And that’s okay.
It doesn’t mean your writing sucks. It means they’re not your target audience. But they certainly don’t want to say this to your face, or in any public forum where you are going to read it, like in, say, a review.
Right now, your family member may be agonizing how to honestly review your book without saying outright that they hated it. On the flip side, they might just tell you how they really feel. Most writers have developed a thick skin to protect them from outside criticism, but nothing penetrates this thick skin like an honest comment from a family member. This often leads to hurt feelings and wrecked confidence. Why not just make it easier and less awkward all around and let them off the hook?
How to broach the subject
You may be wondering how to go about asking your friends and family to not review without ruffling feathers or hurting feelings. Well, it’s easier than you might think. In my email, I started by letting them know about Amazon’s ban on reviews, and the effect it could have on my writing career. I included a link to Amazon’s Review Guidelines. Then, I gently let them know that I don’y expect them all to like my book.

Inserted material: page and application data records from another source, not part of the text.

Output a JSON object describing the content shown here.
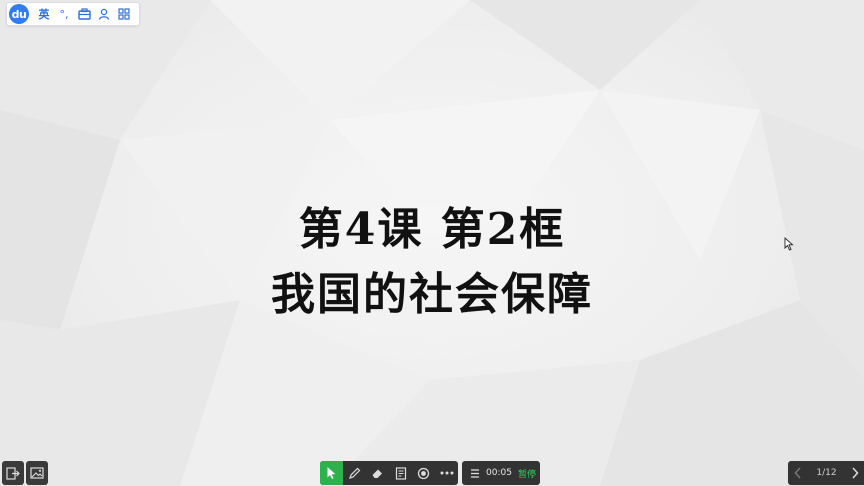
{
  "ime_toolbar": {
    "logo_text": "du",
    "language": "英",
    "punct": "°,",
    "icons": [
      "toolbox-icon",
      "user-icon",
      "grid-icon"
    ]
  },
  "slide": {
    "title_line1": "第4课 第2框",
    "title_line2": "我国的社会保障"
  },
  "toolbar": {
    "tools": [
      "pointer-icon",
      "pen-icon",
      "eraser-icon",
      "note-icon",
      "record-icon",
      "more-icon"
    ],
    "active_tool": "pointer-icon",
    "timer": "00:05",
    "pause_label": "暂停"
  },
  "pager": {
    "page_indicator": "1/12"
  },
  "colors": {
    "accent_green": "#2bb24c",
    "toolbar_bg": "#333333",
    "ime_blue": "#2f7ef0"
  }
}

I didn’t mention that reviews left by friends and family often turn off readers, but they probably know this without you saying it, especially if they’re readers themselves.
Many of your friends and family will still want to support you, so consider offering them a way to do so. Suggest they add your book to their “currently reading” shelf on Goodreads, or create a special Headtalker or Thunderclap campaign just for them.
If you word your email tactfully, I find it unlikely that anyone could get offended by this, and many might be relieved.
What do you think? Do you ask your family and friends to review your books? Why or why not? Let us know in the comments!